_Directions for this task_
Copy out all of the data that follows, exactly as it appears.

----- Provided data

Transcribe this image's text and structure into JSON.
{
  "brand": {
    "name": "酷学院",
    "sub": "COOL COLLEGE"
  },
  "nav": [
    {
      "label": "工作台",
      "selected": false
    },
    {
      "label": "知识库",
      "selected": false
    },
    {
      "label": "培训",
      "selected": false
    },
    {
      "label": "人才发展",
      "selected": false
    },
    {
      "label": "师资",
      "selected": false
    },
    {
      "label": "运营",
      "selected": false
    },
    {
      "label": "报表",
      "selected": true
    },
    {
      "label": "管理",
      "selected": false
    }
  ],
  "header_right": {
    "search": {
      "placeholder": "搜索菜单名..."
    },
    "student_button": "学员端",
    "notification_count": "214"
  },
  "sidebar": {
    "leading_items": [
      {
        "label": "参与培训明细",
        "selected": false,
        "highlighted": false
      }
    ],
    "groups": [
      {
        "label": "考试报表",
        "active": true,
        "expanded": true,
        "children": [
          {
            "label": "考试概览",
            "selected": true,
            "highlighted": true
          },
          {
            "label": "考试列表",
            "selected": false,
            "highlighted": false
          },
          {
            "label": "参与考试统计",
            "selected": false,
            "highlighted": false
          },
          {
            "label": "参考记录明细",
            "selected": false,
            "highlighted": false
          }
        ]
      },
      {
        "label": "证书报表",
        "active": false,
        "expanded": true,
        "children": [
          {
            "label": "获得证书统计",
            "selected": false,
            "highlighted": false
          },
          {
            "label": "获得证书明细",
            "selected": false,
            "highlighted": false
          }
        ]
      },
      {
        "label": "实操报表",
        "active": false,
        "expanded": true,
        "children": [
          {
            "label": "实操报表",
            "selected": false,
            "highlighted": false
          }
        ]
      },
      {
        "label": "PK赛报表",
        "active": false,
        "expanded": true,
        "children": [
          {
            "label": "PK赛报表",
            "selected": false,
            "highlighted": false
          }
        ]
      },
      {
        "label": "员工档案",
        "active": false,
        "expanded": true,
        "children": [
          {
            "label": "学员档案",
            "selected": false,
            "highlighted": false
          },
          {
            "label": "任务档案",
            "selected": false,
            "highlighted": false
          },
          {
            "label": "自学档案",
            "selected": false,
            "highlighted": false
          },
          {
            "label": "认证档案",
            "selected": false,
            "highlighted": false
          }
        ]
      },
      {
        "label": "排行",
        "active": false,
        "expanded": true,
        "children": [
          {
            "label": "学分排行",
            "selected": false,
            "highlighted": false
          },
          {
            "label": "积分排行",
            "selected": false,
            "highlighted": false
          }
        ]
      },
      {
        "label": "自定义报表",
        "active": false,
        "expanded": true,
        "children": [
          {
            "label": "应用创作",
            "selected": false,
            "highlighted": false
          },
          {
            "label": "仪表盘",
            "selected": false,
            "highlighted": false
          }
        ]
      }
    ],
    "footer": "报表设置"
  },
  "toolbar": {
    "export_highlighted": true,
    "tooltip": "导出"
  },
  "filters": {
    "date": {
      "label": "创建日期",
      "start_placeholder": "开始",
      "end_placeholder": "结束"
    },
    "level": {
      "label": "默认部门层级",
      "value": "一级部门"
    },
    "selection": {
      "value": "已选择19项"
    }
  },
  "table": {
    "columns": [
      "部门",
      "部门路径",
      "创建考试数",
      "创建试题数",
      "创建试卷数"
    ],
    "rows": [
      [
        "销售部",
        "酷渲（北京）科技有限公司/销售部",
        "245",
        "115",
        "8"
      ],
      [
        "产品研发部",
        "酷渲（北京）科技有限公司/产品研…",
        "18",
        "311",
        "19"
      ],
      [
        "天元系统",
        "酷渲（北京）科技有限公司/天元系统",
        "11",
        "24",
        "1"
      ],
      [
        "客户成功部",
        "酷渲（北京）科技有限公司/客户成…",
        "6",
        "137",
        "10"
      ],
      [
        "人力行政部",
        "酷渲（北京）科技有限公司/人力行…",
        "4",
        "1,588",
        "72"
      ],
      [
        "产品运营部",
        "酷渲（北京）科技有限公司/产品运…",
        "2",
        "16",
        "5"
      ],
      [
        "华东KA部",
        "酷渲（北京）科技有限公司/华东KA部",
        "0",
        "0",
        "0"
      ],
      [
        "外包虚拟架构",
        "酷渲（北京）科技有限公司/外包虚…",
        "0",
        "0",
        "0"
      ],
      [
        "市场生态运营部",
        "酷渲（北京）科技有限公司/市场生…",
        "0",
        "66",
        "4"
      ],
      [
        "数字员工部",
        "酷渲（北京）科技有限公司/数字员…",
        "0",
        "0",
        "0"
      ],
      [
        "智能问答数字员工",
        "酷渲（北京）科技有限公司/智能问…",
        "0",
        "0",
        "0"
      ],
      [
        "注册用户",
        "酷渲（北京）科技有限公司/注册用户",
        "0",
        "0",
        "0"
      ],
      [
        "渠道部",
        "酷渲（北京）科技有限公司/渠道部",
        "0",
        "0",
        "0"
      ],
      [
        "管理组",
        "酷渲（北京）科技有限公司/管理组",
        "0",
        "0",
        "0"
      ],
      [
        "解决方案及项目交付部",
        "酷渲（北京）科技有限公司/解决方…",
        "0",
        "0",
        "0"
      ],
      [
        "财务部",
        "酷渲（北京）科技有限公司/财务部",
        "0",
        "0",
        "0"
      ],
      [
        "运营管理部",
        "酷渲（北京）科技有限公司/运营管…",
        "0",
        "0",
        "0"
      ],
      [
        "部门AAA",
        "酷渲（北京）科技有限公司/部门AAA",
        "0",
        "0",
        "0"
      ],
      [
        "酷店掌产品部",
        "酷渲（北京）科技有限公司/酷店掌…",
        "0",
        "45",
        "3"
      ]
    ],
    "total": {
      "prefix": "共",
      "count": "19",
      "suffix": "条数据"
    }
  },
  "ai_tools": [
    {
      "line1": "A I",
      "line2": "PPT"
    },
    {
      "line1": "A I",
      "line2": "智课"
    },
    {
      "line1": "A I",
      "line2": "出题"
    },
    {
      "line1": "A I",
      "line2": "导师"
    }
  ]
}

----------

_Result of the task_
Transcribe this image's text and structure into JSON.
{
  "brand": {
    "name": "酷学院",
    "sub": "COOL COLLEGE"
  },
  "nav": [
    {
      "label": "工作台",
      "selected": false
    },
    {
      "label": "知识库",
      "selected": false
    },
    {
      "label": "培训",
      "selected": false
    },
    {
      "label": "人才发展",
      "selected": false
    },
    {
      "label": "师资",
      "selected": false
    },
    {
      "label": "运营",
      "selected": false
    },
    {
      "label": "报表",
      "selected": true
    },
    {
      "label": "管理",
      "selected": false
    }
  ],
  "header_right": {
    "search": {
      "placeholder": "搜索菜单名..."
    },
    "student_button": "学员端",
    "notification_count": "214"
  },
  "sidebar": {
    "leading_items": [
      {
        "label": "参与培训明细",
        "selected": false,
        "highlighted": false
      }
    ],
    "groups": [
      {
        "label": "考试报表",
        "active": true,
        "expanded": true,
        "children": [
          {
            "label": "考试概览",
            "selected": true,
            "highlighted": true
          },
          {
            "label": "考试列表",
            "selected": false,
            "highlighted": false
          },
          {
            "label": "参与考试统计",
            "selected": false,
            "highlighted": false
          },
          {
            "label": "参考记录明细",
            "selected": false,
            "highlighted": false
          }
        ]
      },
      {
        "label": "证书报表",
        "active": false,
        "expanded": true,
        "children": [
          {
            "label": "获得证书统计",
            "selected": false,
            "highlighted": false
          },
          {
            "label": "获得证书明细",
            "selected": false,
            "highlighted": false
          }
        ]
      },
      {
        "label": "实操报表",
        "active": false,
        "expanded": true,
        "children": [
          {
            "label": "实操报表",
            "selected": false,
            "highlighted": false
          }
        ]
      },
      {
        "label": "PK赛报表",
        "active": false,
        "expanded": true,
        "children": [
          {
            "label": "PK赛报表",
            "selected": false,
            "highlighted": false
          }
        ]
      },
      {
        "label": "员工档案",
        "active": false,
        "expanded": true,
        "children": [
          {
            "label": "学员档案",
            "selected": false,
            "highlighted": false
          },
          {
            "label": "任务档案",
            "selected": false,
            "highlighted": false
          },
          {
            "label": "自学档案",
            "selected": false,
            "highlighted": false
          },
          {
            "label": "认证档案",
            "selected": false,
            "highlighted": false
          }
        ]
      },
      {
        "label": "排行",
        "active": false,
        "expanded": true,
        "children": [
          {
            "label": "学分排行",
            "selected": false,
            "highlighted": false
          },
          {
            "label": "积分排行",
            "selected": false,
            "highlighted": false
          }
        ]
      },
      {
        "label": "自定义报表",
        "active": false,
        "expanded": true,
        "children": [
          {
            "label": "应用创作",
            "selected": false,
            "highlighted": false
          },
          {
            "label": "仪表盘",
            "selected": false,
            "highlighted": false
          }
        ]
      }
    ],
    "footer": "报表设置"
  },
  "toolbar": {
    "export_highlighted": true,
    "tooltip": "导出"
  },
  "filters": {
    "date": {
      "label": "创建日期",
      "start_placeholder": "开始",
      "end_placeholder": "结束"
    },
    "level": {
      "label": "默认部门层级",
      "value": "一级部门"
    },
    "selection": {
      "value": "已选择19项"
    }
  },
  "table": {
    "columns": [
      "部门",
      "部门路径",
      "创建考试数",
      "创建试题数",
      "创建试卷数"
    ],
    "rows": [
      [
        "销售部",
        "酷渲（北京）科技有限公司/销售部",
        "245",
        "115",
        "8"
      ],
      [
        "产品研发部",
        "酷渲（北京）科技有限公司/产品研…",
        "18",
        "311",
        "19"
      ],
      [
        "天元系统",
        "酷渲（北京）科技有限公司/天元系统",
        "11",
        "24",
        "1"
      ],
      [
        "客户成功部",
        "酷渲（北京）科技有限公司/客户成…",
        "6",
        "137",
        "10"
      ],
      [
        "人力行政部",
        "酷渲（北京）科技有限公司/人力行…",
        "4",
        "1,588",
        "72"
      ],
      [
        "产品运营部",
        "酷渲（北京）科技有限公司/产品运…",
        "2",
        "16",
        "5"
      ],
      [
        "华东KA部",
        "酷渲（北京）科技有限公司/华东KA部",
        "0",
        "0",
        "0"
      ],
      [
        "外包虚拟架构",
        "酷渲（北京）科技有限公司/外包虚…",
        "0",
        "0",
        "0"
      ],
      [
        "市场生态运营部",
        "酷渲（北京）科技有限公司/市场生…",
        "0",
        "66",
        "4"
      ],
      [
        "数字员工部",
        "酷渲（北京）科技有限公司/数字员…",
        "0",
        "0",
        "0"
      ],
      [
        "智能问答数字员工",
        "酷渲（北京）科技有限公司/智能问…",
        "0",
        "0",
        "0"
      ],
      [
        "注册用户",
        "酷渲（北京）科技有限公司/注册用户",
        "0",
        "0",
        "0"
      ],
      [
        "渠道部",
        "酷渲（北京）科技有限公司/渠道部",
        "0",
        "0",
        "0"
      ],
      [
        "管理组",
        "酷渲（北京）科技有限公司/管理组",
        "0",
        "0",
        "0"
      ],
      [
        "解决方案及项目交付部",
        "酷渲（北京）科技有限公司/解决方…",
        "0",
        "0",
        "0"
      ],
      [
        "财务部",
        "酷渲（北京）科技有限公司/财务部",
        "0",
        "0",
        "0"
      ],
      [
        "运营管理部",
        "酷渲（北京）科技有限公司/运营管…",
        "0",
        "0",
        "0"
      ],
      [
        "部门AAA",
        "酷渲（北京）科技有限公司/部门AAA",
        "0",
        "0",
        "0"
      ],
      [
        "酷店掌产品部",
        "酷渲（北京）科技有限公司/酷店掌…",
        "0",
        "45",
        "3"
      ]
    ],
    "total": {
      "prefix": "共",
      "count": "19",
      "suffix": "条数据"
    }
  },
  "ai_tools": [
    {
      "line1": "A I",
      "line2": "PPT"
    },
    {
      "line1": "A I",
      "line2": "智课"
    },
    {
      "line1": "A I",
      "line2": "出题"
    },
    {
      "line1": "A I",
      "line2": "导师"
    }
  ]
}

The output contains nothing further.